The new program – called V-CRED – will be a partnership between the city, the W.K. Kellogg Foundation, the City University of New York (CUNY) and the private sector. The event took place on the campus of CUNY’s Kingsborough Community College, where Adams was joined by CUNY Chancellor Félix Matos Rodríguez, Administration for Children’s Services (ACS) Commissioner Jess Dannhauser and two young people who’ve already been through the program.

Echoing a comment Adams made earlier about the importance of “upstream” – or preemptive – solutions, Dannhauser said that includes supporting and sticking with the city’s youth.

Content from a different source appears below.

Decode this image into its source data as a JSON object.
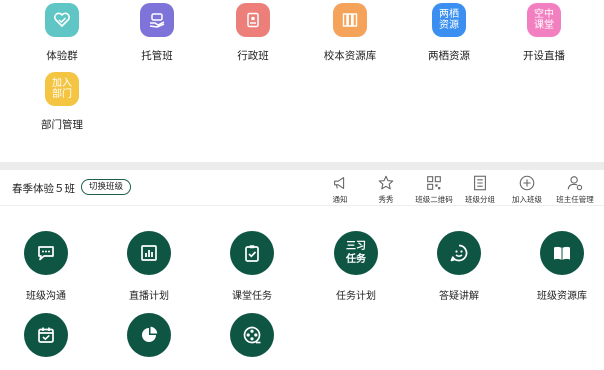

“Upstream also includes sticking with our young people. when we’re in a relationship with young people,” Dannhauser said. “We want to do right by them and make sure we don’t drop them at the most important parts of their life.”

The program will start with 45 participants for each of its first two years who will take trades courses at Kingsborough, Adams said. These classes will train them for professional certification, all with the goal of landing them a job in one year.

The program has five vocational tracts: information technology, electrician’s helper, certified nursing Assistant and EKG Technician, pharmacy technician, and building trades.

“All of the new growth you’re seeing in the IT industry in the city, these young people can move into those employment opportunities,” Adams said. “And we need the new tech industry to come to our campuses and see the young people we have here. Don’t recruit outside our city when you have great homegrown product right here in the city of New York.”

Antoinette McKnight, one of the students who just finished the program, just became a certified medical technician and will now study to become a paramedic. McKnight said the program has been vital to achieving her dream of becoming an FDNY paramedic, something she’s wanted since she was a little girl.

“Without this program I don’t see how it would be possible ,as of right now, because I’m in foster care and I just left the system, so I’m on my own,” McKnight said. “So, it’s bettering my future.”

The program, Dannhauser said, is funded by a Kellogg Foundation grant that breaks down to $200,000 each year for the next three years. But, Adams said his administration intends to increase funds for the program in the next budget cycle.